(Website and app data records)
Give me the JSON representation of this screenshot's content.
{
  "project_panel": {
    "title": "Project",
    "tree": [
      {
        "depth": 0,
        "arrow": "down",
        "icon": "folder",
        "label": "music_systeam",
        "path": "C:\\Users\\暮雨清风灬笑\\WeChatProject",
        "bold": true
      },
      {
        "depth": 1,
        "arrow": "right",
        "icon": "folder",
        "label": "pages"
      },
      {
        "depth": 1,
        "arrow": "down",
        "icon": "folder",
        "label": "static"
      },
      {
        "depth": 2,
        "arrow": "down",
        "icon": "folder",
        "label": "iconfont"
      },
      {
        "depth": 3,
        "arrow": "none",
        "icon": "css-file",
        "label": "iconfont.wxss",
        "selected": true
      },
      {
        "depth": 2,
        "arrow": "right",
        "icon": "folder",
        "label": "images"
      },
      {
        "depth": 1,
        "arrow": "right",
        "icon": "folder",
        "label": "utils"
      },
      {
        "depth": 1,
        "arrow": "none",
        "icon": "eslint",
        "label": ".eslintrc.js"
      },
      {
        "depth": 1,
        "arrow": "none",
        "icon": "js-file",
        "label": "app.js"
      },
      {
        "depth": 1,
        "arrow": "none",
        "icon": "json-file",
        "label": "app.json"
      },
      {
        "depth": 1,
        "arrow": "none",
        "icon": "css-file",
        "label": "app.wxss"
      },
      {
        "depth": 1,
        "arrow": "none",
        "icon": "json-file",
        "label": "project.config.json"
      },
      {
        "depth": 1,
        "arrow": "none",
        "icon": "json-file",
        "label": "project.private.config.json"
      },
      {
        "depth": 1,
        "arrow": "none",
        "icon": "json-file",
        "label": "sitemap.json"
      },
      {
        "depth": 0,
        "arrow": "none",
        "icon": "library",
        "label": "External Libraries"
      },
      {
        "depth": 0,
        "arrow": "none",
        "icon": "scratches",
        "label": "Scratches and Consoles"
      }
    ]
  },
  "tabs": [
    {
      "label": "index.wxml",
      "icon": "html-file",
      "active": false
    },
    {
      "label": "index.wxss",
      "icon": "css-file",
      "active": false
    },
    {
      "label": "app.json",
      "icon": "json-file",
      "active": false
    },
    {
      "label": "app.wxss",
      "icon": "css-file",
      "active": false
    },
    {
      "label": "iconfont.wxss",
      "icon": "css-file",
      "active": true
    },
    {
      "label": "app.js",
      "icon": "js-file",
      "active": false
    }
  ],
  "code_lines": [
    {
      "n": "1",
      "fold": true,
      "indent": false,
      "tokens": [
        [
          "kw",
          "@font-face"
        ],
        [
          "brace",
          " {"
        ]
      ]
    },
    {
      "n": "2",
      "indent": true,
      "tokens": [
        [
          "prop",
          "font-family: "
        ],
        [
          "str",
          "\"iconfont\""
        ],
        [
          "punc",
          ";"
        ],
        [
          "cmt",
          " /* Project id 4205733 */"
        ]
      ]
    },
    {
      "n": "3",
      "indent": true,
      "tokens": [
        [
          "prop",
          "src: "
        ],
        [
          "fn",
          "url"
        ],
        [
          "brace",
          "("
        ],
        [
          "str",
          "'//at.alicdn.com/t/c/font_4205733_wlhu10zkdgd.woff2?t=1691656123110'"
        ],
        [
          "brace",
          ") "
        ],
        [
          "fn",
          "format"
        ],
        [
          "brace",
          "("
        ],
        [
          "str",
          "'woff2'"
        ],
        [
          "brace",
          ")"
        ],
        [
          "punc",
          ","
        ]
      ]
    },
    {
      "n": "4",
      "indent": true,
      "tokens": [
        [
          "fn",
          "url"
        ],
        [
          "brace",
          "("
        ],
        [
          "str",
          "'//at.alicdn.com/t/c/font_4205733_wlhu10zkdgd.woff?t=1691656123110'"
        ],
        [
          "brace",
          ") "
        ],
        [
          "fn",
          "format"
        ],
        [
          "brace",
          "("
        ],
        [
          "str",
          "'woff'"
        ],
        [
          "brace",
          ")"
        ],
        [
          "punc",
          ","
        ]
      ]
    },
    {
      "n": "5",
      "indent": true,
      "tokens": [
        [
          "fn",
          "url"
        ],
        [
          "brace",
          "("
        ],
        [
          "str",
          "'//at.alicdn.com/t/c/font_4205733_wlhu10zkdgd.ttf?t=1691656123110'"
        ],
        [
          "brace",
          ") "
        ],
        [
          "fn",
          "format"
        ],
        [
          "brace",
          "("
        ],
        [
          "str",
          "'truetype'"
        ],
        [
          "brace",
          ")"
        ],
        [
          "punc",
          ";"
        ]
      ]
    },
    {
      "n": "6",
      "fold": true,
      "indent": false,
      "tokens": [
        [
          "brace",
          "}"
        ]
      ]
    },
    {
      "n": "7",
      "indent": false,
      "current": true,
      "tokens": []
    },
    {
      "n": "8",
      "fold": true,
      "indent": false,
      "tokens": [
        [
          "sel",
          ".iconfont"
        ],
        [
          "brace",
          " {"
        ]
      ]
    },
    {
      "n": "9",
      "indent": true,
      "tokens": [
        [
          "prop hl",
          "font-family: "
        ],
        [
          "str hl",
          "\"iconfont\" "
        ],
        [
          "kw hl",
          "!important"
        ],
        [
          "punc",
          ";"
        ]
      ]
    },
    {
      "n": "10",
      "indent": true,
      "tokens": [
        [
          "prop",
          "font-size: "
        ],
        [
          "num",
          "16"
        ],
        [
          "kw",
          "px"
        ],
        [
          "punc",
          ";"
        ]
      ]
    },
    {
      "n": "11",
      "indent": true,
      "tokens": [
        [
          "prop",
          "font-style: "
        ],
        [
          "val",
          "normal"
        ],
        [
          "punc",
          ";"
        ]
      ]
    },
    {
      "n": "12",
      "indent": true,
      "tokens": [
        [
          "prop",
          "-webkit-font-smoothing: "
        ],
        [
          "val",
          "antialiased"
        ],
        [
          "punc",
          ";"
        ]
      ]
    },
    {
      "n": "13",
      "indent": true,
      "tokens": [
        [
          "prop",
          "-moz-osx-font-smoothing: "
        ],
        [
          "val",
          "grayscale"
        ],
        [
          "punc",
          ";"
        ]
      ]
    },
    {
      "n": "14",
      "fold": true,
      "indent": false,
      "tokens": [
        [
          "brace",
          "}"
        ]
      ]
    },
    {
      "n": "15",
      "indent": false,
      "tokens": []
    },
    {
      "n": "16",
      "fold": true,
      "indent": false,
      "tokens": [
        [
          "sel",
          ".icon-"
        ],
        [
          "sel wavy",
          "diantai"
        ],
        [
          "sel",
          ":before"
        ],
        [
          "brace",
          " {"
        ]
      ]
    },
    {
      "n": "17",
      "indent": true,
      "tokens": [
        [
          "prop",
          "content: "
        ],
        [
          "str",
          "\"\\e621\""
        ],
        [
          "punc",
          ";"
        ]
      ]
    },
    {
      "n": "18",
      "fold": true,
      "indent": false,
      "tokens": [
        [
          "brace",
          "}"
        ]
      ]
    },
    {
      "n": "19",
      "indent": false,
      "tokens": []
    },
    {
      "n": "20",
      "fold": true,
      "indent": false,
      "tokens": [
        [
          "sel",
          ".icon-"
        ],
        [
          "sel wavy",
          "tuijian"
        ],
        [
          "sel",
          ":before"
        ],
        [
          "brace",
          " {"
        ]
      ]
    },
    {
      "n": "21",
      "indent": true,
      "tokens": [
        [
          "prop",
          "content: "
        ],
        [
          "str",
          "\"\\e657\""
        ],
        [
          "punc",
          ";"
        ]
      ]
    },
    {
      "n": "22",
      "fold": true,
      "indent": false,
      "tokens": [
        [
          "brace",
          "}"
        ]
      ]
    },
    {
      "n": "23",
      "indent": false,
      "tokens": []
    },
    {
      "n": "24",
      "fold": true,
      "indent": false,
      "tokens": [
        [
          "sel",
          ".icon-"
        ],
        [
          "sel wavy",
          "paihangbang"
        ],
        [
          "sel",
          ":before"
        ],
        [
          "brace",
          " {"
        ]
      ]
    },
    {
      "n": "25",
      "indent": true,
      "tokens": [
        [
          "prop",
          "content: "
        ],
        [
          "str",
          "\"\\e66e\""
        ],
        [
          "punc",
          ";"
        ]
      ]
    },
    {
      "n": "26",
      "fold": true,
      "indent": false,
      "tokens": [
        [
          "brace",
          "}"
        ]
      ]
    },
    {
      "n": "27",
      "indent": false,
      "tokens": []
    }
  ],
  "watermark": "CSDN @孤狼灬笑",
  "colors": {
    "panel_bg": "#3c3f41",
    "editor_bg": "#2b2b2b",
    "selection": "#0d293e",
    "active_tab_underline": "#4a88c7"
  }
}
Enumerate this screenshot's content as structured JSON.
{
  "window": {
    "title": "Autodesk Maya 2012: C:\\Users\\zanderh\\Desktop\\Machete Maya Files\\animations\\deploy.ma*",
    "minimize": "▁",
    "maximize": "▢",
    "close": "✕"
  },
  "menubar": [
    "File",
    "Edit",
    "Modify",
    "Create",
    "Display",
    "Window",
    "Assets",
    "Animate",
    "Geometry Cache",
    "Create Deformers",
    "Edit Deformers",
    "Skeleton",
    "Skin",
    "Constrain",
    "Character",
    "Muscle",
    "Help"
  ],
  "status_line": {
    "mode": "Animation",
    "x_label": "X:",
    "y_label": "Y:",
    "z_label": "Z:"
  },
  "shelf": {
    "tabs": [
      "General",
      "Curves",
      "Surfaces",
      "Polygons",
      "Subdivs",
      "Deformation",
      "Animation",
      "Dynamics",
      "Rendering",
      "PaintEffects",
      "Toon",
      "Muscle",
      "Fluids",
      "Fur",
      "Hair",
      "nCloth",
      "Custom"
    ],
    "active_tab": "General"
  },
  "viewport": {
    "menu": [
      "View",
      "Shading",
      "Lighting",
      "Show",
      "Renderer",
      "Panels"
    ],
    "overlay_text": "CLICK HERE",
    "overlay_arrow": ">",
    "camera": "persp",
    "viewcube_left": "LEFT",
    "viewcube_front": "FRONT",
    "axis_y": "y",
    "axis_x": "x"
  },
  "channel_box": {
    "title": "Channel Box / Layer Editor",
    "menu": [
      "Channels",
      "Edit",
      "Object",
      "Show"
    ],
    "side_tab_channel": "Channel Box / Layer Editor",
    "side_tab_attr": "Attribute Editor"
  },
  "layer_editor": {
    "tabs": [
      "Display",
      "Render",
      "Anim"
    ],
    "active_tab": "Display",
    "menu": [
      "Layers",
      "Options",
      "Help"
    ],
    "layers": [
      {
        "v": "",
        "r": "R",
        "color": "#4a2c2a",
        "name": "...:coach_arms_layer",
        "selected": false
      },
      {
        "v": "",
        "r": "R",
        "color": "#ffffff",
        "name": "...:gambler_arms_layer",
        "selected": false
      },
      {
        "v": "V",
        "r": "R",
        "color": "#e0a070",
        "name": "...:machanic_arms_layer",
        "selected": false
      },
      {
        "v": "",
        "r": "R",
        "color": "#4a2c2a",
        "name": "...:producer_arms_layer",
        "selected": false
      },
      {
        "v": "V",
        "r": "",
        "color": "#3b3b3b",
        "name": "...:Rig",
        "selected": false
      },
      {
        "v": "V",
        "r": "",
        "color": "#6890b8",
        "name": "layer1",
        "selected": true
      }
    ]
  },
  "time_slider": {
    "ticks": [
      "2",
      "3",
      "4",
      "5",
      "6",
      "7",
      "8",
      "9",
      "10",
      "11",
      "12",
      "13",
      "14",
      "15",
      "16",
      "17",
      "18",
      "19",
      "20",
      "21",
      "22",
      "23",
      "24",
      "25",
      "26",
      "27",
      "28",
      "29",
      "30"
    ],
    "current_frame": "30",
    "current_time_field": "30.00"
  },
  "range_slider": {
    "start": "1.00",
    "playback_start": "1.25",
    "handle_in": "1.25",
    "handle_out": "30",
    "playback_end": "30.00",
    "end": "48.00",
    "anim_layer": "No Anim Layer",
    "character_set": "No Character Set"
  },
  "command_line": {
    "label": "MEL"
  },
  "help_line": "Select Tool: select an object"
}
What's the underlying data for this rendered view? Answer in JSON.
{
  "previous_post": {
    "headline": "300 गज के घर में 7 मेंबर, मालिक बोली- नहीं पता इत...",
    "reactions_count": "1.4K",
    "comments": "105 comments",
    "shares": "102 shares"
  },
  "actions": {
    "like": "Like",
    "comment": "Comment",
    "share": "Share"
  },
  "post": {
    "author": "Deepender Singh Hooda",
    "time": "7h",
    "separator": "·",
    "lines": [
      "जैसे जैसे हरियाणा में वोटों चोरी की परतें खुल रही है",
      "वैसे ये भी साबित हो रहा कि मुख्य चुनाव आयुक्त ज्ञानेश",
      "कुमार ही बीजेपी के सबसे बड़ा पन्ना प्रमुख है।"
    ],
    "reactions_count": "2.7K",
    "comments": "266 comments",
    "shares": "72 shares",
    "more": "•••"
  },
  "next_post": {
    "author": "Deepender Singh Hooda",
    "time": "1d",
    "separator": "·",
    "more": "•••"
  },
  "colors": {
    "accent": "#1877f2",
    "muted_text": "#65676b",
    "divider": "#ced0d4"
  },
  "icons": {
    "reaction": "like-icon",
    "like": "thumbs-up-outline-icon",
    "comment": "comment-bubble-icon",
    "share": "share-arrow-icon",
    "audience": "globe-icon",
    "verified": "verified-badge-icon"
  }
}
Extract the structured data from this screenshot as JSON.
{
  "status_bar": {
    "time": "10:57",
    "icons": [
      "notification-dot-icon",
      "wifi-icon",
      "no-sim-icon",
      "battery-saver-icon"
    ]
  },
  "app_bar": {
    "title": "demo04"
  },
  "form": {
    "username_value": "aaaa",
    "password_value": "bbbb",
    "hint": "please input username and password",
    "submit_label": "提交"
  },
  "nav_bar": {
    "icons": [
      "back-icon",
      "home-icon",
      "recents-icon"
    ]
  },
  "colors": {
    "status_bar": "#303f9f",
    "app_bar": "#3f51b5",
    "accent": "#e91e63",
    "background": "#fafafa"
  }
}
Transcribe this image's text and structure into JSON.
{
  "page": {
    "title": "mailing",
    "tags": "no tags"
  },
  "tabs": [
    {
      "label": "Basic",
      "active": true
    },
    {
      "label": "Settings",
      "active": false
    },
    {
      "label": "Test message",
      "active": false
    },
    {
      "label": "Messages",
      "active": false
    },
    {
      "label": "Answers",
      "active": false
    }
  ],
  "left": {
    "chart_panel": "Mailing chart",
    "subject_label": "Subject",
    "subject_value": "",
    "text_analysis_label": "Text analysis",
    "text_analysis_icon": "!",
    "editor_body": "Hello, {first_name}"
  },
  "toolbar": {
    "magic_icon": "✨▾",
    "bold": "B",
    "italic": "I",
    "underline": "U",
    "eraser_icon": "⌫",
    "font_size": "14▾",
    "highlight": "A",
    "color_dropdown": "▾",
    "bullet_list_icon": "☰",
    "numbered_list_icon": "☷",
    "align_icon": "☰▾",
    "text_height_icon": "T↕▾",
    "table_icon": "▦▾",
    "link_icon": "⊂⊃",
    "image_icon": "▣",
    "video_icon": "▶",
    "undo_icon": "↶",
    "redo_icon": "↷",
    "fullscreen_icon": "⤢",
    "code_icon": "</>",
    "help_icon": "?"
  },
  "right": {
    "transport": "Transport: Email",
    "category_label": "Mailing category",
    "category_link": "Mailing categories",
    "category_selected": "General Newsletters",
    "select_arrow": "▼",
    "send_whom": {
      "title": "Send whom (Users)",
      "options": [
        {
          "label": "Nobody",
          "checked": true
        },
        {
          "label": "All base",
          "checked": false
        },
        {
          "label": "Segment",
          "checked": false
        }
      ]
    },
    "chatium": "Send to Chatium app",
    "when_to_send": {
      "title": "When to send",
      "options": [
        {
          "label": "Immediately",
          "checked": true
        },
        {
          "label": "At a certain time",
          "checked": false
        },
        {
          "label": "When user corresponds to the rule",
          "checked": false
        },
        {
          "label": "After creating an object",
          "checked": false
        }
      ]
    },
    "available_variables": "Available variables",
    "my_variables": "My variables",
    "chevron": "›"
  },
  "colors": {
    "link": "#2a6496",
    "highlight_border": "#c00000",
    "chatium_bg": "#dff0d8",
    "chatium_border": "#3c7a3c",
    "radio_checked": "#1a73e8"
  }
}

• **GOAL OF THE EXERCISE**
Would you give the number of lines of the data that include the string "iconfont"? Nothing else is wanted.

• **EXERCISE RESPONSE**
6